Lawmakers say Trump’s infrastructure vision lacks political momentum
BY ALEXANDER BOLTON - 02/06/19
Lawmakers on both sides of the aisle said Tuesday that there is little political momentum in Congress for the significant infrastructure investment President Trump called for in his State of the Union address.
Trump declared “both parties should be able to unite for a great rebuilding of America’s crumbling infrastructure,” a remark that was met mostly with shrugs.
Senators said while there’s support for rebuilding roads, bridges and other infrastructure, there’s far from any consensus on how to pay for it when the Congressional Budget Office projects that the federal deficit will grow to $897 billion in 2019.
“I think it’s obvious that a lot of our infrastructure is crumbling and needs repairs, but how do you fund it when you’re spending on other things as well?" said Sen. Ron Johnson (R-Wis.). "If you’re ever going to borrow money for something it should be for a capital good, but when you’re borrowing so much money … it makes it pretty challenging.”
Rebuilding the nation’s infrastructure was a pillar of Trump’s 2016 presidential campaign, and one that he highlighted early in his term, saying Democrats and the White House could work together on the issue.
But optimism for a striking a grand deal is rapidly fading.
Sen. Joe Manchin (W.Va.), a centrist Democrat from a state Trump won overwhelmingly in 2016, said the president needs to offer a viable proposal to pay for an infrastructure package.
“I didn’t see the money. I’d love to. I think everyone wants to do one. Everyone knows we need one but I didn’t see no money. How is it funded? Funding is the problem there,” he said.
Sen. Doug Jones (Ala.), another Democratic centrist, called the lack of consensus on how to pay for infrastructure "a problem."
"The goal of an infrastructure [package] is as bipartisan as they come, but the problem that we got now is how to pay for it," he said, adding that the 2017 GOP tax law and growing deficits make it "kind of tough, especially when you're asking for more money for the military and all the nondefense funding."
He said "perhaps there's a way" to move smaller "strategic" projects through Congress.
Senate Appropriations Committee Chairman Richard Shelby (R-Ala.) said it’s up to the House Ways and Means Committee to get the ball rolling, since revenue-raising measures are supposed to originate in the lower chamber.

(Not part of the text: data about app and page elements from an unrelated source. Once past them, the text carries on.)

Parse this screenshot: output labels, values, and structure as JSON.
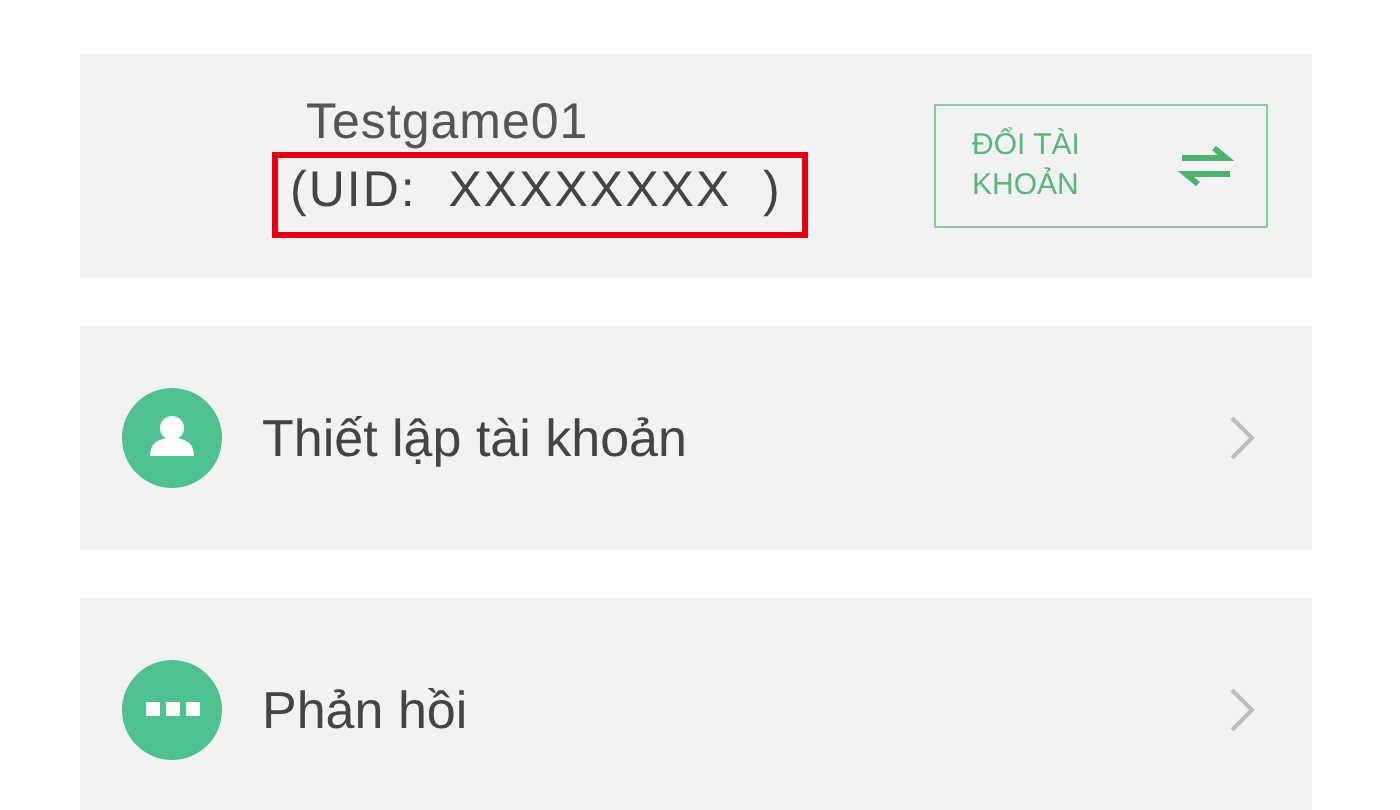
{
  "account": {
    "name": "Testgame01",
    "uid": "(UID:  XXXXXXXX  )",
    "uid_highlighted": true,
    "switch_button": "ĐỔI TÀI KHOẢN"
  },
  "menu": [
    {
      "kind": "profile",
      "label": "Thiết lập tài khoản"
    },
    {
      "kind": "feedback",
      "label": "Phản hồi"
    }
  ]
}
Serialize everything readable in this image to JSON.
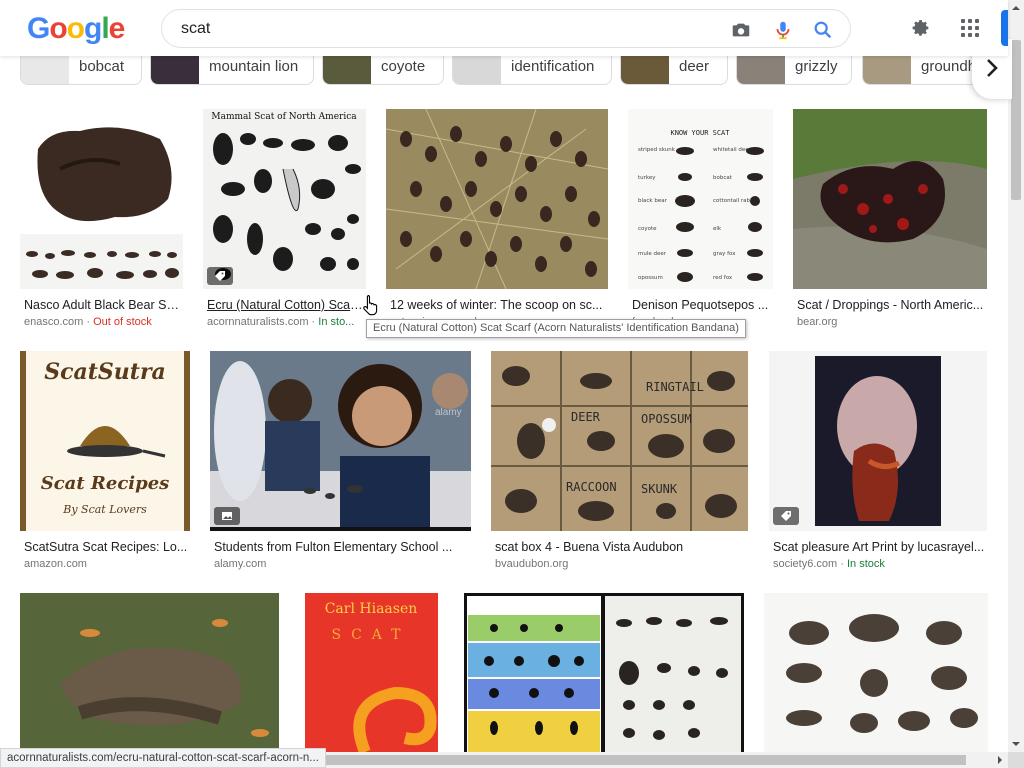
{
  "header": {
    "logo_letters": [
      "G",
      "o",
      "o",
      "g",
      "l",
      "e"
    ],
    "search_value": "scat"
  },
  "chips": [
    {
      "label": "bobcat"
    },
    {
      "label": "mountain lion"
    },
    {
      "label": "coyote"
    },
    {
      "label": "identification"
    },
    {
      "label": "deer"
    },
    {
      "label": "grizzly"
    },
    {
      "label": "groundh"
    }
  ],
  "results": [
    {
      "title": "Nasco Adult Black Bear Sc...",
      "source": "enasco.com",
      "stock": "Out of stock"
    },
    {
      "title": "Ecru (Natural Cotton) Scat ...",
      "source": "acornnaturalists.com",
      "stock": "In sto..."
    },
    {
      "title": "12 weeks of winter: The scoop on sc...",
      "source": "extension.umn.edu",
      "stock": ""
    },
    {
      "title": "Denison Pequotsepos ...",
      "source": "facebook.com",
      "stock": ""
    },
    {
      "title": "Scat / Droppings - North Americ...",
      "source": "bear.org",
      "stock": ""
    },
    {
      "title": "ScatSutra Scat Recipes: Lo...",
      "source": "amazon.com",
      "stock": ""
    },
    {
      "title": "Students from Fulton Elementary School ...",
      "source": "alamy.com",
      "stock": ""
    },
    {
      "title": "scat box 4 - Buena Vista Audubon",
      "source": "bvaudubon.org",
      "stock": ""
    },
    {
      "title": "Scat pleasure Art Print by lucasrayel...",
      "source": "society6.com",
      "stock": "In stock"
    }
  ],
  "image_text": {
    "mammal_chart_title": "Mammal Scat of North America",
    "know_your_scat": "KNOW YOUR SCAT",
    "know_labels": [
      "striped skunk",
      "whitetail deer",
      "turkey",
      "bobcat",
      "black bear",
      "cottontail rabbit",
      "coyote",
      "elk",
      "mule deer",
      "gray fox",
      "opossum",
      "red fox"
    ],
    "scatsutra_title": "ScatSutra",
    "scatsutra_sub": "Scat Recipes",
    "scatsutra_by": "By Scat Lovers",
    "box_labels": [
      "RINGTAIL",
      "DEER",
      "OPOSSUM",
      "RACCOON",
      "SKUNK"
    ],
    "book_author": "Carl Hiaasen",
    "book_title": "SCAT",
    "watermark": "alamy"
  },
  "tooltip": "Ecru (Natural Cotton) Scat Scarf (Acorn Naturalists' Identification Bandana)",
  "status_url": "acornnaturalists.com/ecru-natural-cotton-scat-scarf-acorn-n...",
  "colors": {
    "accent": "#1a73e8",
    "stock_out": "#d93025",
    "stock_in": "#188038",
    "muted": "#70757a"
  }
}
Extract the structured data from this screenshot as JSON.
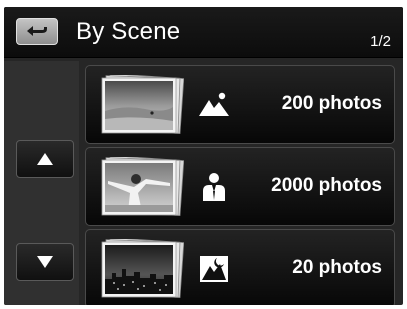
{
  "header": {
    "title": "By Scene",
    "page_indicator": "1/2"
  },
  "albums": [
    {
      "icon": "landscape-icon",
      "count_label": "200 photos"
    },
    {
      "icon": "person-icon",
      "count_label": "2000 photos"
    },
    {
      "icon": "night-scene-icon",
      "count_label": "20 photos"
    }
  ],
  "navigation": {
    "up_icon": "triangle-up-icon",
    "down_icon": "triangle-down-icon",
    "back_icon": "return-arrow-icon"
  }
}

“Infrastructure is money,” he said. “You’re talking about more money. When you talk about infrastructure, you’re talking about more gas tax, realistically."
Trump told lawmakers on Tuesday night that taking no action on infrastructure “is not an option.”
“I am eager to work with you on legislation to deliver new and important infrastructure investment, including investments in the cutting edge industries of the future,” he said. "This is a necessity.”
Sen. Rob Portman (R-Ohio), a member of the Senate Finance Committee, said Congress could move a smaller-scale proposal such as a bipartisan bill to address the National Park Service maintenance backlog, a measure that the Senate Energy and Natural Resources Committee advanced during the previous Congress.
“It’s a $6 billion infrastructure bill. It’s not everything that people want, but I always thought it could be part of the broader infrastructure bill where you use tax incentives like the private activity bonds we retained in the tax bill to leverage federal dollars,” he said.
Portman said it would be funded by offshore oil and gas revenues, adding that he has talked with Senate Majority Leader Mitch McConnell (R-Ky.) about putting the legislation on the floor schedule.